A new artificial intelligence system can learn how a video game operates by watching less than two minutes of gameplay, and recreate the basic software of a game which governs everything from character movement to rendering graphics.
The tool may help game studios and enthusiasts speed up process of game development and experiment with different styles of play.
The AI, developed by researchers at the Georgia Institute of Technology in the US, watches less than two minutes of gameplay video and then builds its own model of how the game operates by studying the frames and making predictions of future events, such as what path a character will choose or how enemies might react.
To get their AI agent to create an accurate predictive model that could account for all the physics of a 2D platform-style game, the team trained the AI on a single "speedrunner" video, where a player heads straight for the goal. This made "the training problem for the AI as difficult as possible."
Researhers trained their system with the popular Super Mario Bros and have started replicating the experiments with games like Mega Man and Sonic the Hedgehog as well.
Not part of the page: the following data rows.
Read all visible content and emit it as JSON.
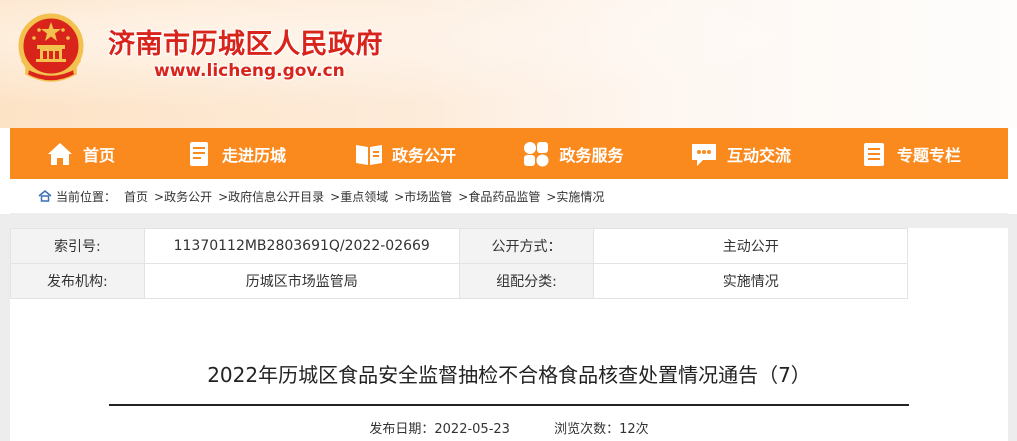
{
  "header": {
    "site_title": "济南市历城区人民政府",
    "site_url": "www.licheng.gov.cn",
    "emblem_icon": "national-emblem-icon",
    "brand_color": "#d9241b"
  },
  "nav": {
    "background": "#fb8a1e",
    "items": [
      {
        "label": "首页",
        "icon": "home-icon"
      },
      {
        "label": "走进历城",
        "icon": "document-icon"
      },
      {
        "label": "政务公开",
        "icon": "open-book-icon"
      },
      {
        "label": "政务服务",
        "icon": "grid-icon"
      },
      {
        "label": "互动交流",
        "icon": "chat-icon"
      },
      {
        "label": "专题专栏",
        "icon": "notes-icon"
      }
    ]
  },
  "breadcrumb": {
    "prefix": "当前位置：",
    "items": [
      "首页",
      ">政务公开",
      ">政府信息公开目录",
      ">重点领域",
      ">市场监管",
      ">食品药品监管",
      ">实施情况"
    ]
  },
  "meta": {
    "index_label": "索引号:",
    "index_value": "11370112MB2803691Q/2022-02669",
    "disclosure_label": "公开方式：",
    "disclosure_value": "主动公开",
    "publisher_label": "发布机构:",
    "publisher_value": "历城区市场监管局",
    "category_label": "组配分类:",
    "category_value": "实施情况"
  },
  "article": {
    "title": "2022年历城区食品安全监督抽检不合格食品核查处置情况通告（7）",
    "date_label": "发布日期：",
    "date_value": "2022-05-23",
    "views_label": "浏览次数：",
    "views_value": "12次"
  }
}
"Our AI creates the predictive model without ever accessing the game's code, and makes significantly more accurate future event predictions than those of convolutional neural networks," said Matthew Guzdial, lead researcher and PhD student in computer science.
"A single video won't produce a perfect clone of the game engine, but by training the AI on just a few additional videos you get something that's pretty close," said Guzdial.
They next tested how well the cloned engine would perform in actual gameplay. They employed a second AI to play the game level and ensure the game's protagonist would not fall through solid floors or go undamaged if hit by an enemy.
The AI playing with the cloned engine proved indistinguishable compared to an AI playing the original game engine, researchers said.
"The technique relies on a relatively simple search algorithm that searches through possible sets of rules that can best predict a set of frame transitions," said Mark Riedl, associate professor of Interactive Computing at Georgia Tech.
"To our knowledge this represents the first AI technique to learn a game engine and simulate a game world with gameplay footage," Reidl said.